Locate every line below that contains the word "zoom" and copy it.

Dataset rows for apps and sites
┌────────
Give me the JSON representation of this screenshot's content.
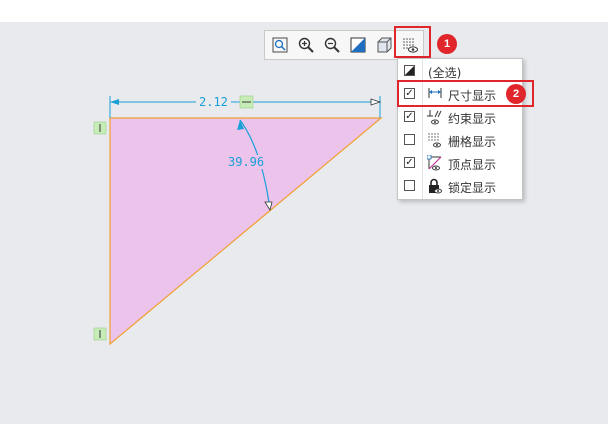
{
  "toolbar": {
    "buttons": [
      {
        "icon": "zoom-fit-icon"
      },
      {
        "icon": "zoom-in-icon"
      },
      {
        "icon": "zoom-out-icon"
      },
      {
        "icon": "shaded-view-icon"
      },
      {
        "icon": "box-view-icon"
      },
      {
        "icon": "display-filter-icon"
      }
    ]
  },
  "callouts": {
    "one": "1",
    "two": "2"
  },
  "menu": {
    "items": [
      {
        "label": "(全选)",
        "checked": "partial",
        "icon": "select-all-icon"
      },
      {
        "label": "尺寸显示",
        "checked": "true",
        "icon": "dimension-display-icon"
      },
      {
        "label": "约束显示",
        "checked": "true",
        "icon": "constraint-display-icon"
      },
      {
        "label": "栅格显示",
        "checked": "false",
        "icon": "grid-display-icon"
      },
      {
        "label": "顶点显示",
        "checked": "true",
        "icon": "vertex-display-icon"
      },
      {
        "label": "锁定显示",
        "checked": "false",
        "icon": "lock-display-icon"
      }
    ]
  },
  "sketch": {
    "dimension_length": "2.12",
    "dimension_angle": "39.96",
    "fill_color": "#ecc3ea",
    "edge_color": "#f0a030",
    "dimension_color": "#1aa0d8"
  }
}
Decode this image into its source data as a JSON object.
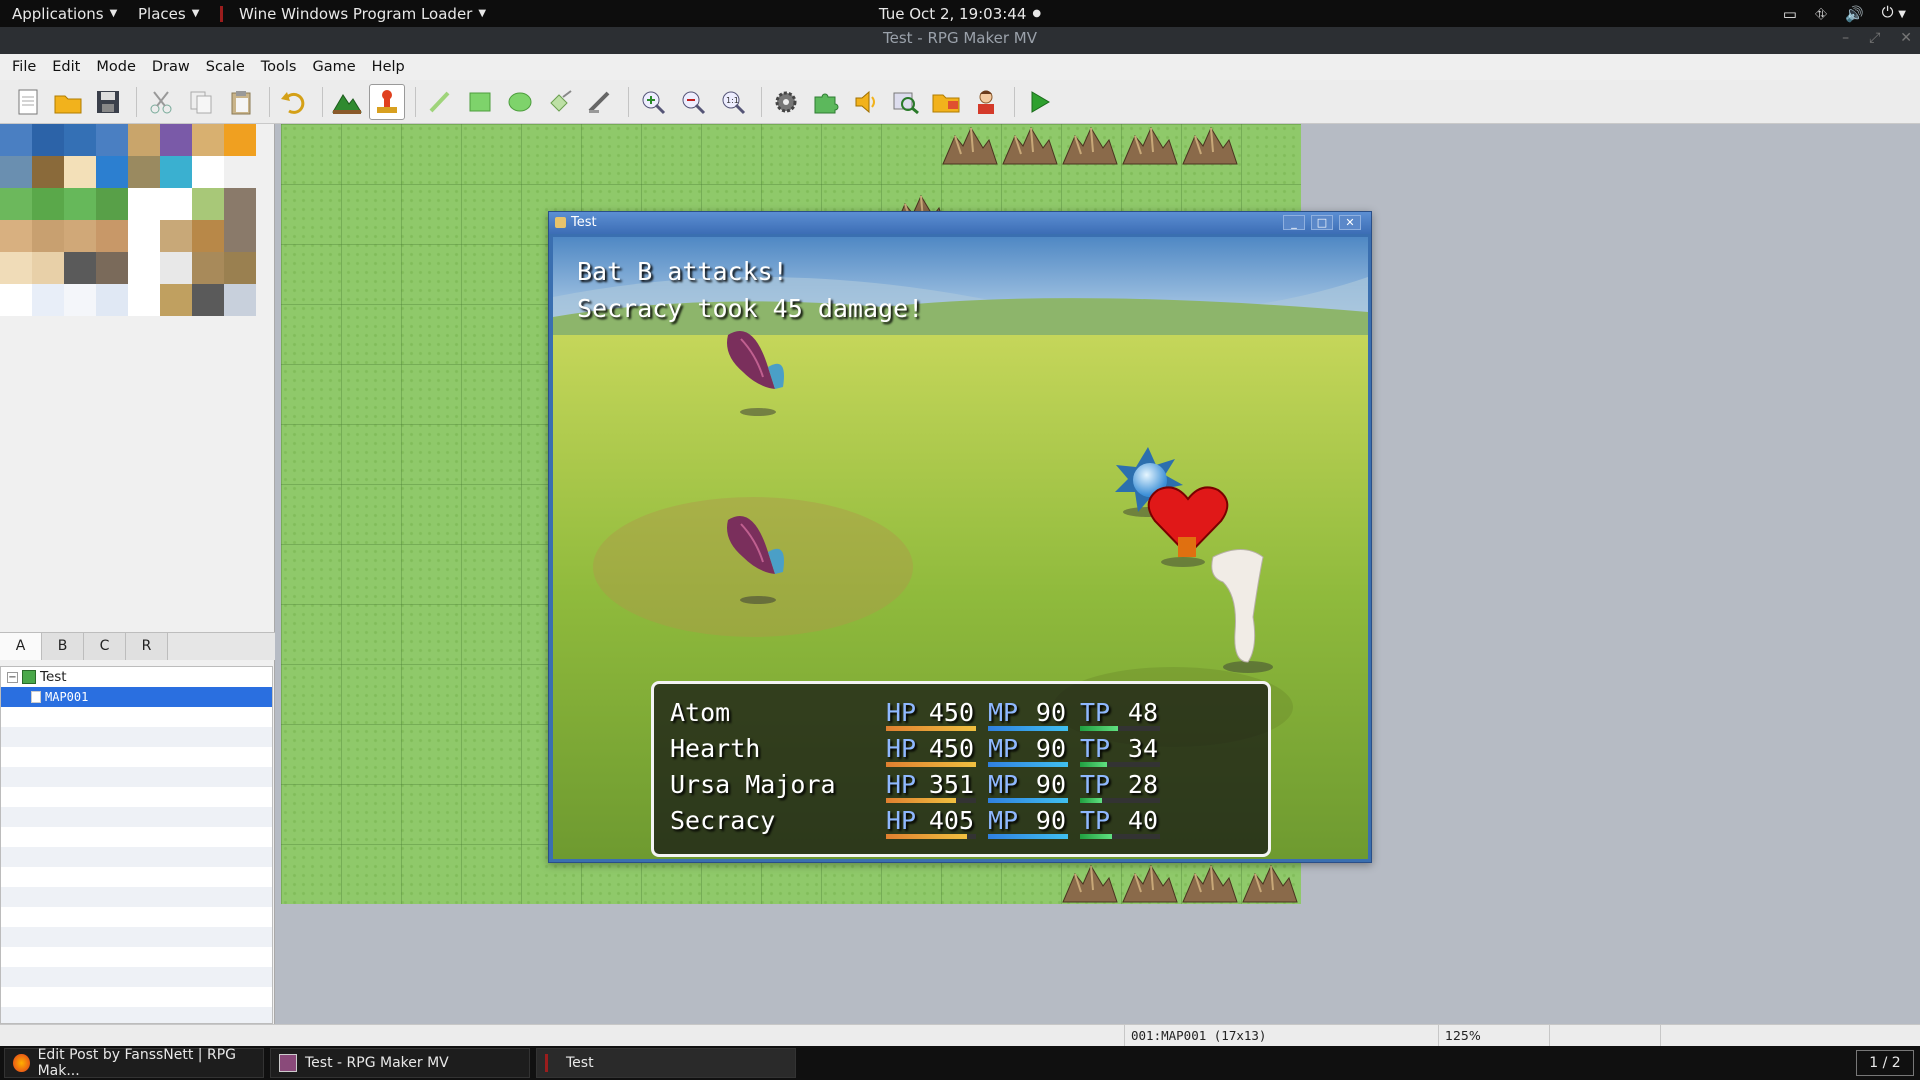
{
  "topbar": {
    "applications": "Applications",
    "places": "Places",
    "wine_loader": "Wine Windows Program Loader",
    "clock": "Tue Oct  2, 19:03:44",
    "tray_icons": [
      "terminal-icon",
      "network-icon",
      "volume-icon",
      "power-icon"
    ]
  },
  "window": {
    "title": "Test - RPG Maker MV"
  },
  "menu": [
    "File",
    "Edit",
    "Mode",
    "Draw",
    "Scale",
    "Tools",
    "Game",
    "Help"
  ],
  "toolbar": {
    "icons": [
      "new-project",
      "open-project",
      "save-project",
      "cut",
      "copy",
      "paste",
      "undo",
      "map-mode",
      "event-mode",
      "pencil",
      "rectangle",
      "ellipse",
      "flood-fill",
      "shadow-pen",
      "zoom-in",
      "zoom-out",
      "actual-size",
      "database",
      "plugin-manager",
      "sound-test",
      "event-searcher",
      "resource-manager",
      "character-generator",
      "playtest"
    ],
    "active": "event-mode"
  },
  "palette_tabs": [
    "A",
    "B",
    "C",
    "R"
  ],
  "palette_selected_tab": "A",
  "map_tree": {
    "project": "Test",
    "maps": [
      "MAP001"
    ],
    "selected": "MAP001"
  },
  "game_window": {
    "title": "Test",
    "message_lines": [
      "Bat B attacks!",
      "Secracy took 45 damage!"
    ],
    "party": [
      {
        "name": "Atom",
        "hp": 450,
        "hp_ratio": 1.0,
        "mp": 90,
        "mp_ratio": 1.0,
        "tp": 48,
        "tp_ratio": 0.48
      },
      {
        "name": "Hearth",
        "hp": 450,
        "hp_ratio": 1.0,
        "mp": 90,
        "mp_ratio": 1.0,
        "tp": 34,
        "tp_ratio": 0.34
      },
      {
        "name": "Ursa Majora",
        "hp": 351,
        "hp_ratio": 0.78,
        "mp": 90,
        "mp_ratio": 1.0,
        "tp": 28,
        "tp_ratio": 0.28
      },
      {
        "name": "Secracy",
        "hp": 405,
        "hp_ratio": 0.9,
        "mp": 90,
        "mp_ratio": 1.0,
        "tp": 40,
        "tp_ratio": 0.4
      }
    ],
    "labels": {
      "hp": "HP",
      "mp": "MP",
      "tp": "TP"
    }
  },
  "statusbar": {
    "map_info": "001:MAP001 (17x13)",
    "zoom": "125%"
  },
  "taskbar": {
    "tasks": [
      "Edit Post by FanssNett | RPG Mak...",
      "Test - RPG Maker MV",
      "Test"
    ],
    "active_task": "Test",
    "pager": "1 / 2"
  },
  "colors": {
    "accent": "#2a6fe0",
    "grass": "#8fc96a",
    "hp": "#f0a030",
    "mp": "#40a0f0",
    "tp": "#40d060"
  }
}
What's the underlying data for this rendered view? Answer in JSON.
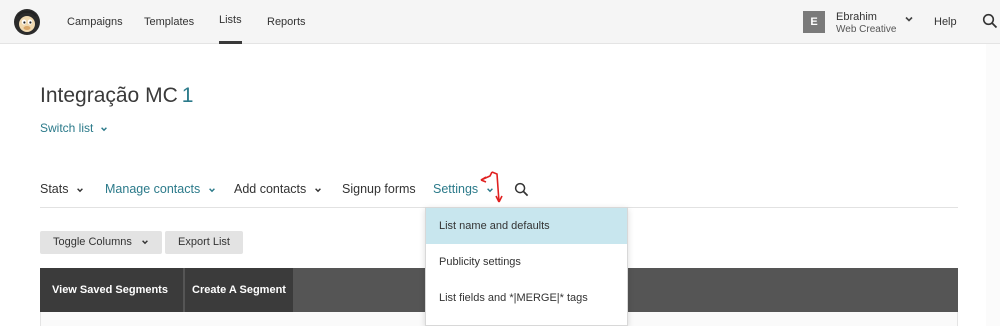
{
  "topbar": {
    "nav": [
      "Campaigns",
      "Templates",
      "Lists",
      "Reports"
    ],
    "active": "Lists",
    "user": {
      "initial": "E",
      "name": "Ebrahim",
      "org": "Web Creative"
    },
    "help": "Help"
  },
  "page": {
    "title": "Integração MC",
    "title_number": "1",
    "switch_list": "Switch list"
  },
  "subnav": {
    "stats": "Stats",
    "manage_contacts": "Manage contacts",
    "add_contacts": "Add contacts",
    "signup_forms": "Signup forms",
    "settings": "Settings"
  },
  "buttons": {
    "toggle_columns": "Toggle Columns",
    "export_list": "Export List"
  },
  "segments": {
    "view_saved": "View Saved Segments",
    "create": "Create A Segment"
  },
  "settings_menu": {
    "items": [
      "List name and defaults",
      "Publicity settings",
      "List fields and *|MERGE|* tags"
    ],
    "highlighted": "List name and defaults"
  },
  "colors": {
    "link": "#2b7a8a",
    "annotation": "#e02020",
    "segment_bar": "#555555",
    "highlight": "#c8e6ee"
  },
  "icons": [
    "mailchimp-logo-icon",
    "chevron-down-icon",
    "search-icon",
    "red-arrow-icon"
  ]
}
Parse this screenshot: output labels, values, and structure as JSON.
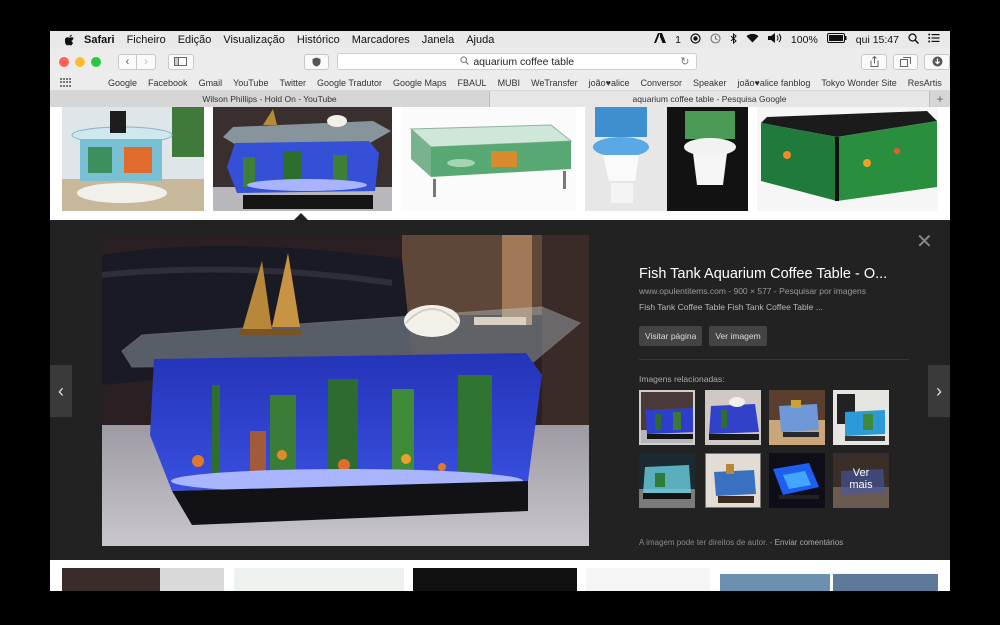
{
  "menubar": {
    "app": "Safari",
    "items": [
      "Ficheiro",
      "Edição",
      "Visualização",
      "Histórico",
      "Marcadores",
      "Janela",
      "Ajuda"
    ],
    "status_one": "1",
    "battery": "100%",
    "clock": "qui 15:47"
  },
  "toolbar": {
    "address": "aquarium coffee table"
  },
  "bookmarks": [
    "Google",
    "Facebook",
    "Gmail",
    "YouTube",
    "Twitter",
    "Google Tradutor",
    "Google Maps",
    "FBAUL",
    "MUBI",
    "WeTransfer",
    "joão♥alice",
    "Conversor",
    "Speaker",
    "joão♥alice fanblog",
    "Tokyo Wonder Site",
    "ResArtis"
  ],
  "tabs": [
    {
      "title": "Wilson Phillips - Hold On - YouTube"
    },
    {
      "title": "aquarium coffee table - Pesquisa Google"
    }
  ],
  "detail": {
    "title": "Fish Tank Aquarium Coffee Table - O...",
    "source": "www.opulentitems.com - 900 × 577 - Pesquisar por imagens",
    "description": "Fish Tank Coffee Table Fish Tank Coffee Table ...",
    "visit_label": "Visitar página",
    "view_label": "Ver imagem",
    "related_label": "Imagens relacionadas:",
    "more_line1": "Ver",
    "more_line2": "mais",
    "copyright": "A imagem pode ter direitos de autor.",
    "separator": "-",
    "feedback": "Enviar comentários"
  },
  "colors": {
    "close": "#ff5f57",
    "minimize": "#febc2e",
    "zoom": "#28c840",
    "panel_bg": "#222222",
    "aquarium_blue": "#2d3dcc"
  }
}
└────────
REPLY TO THE TASK
        "icon": "zoom-fit-icon"
        "icon": "zoom-in-icon"
        "icon": "zoom-out-icon"
      "zoom-in",
      "zoom-out",
    "zoom": "125%"
    "zoom": "#28c840",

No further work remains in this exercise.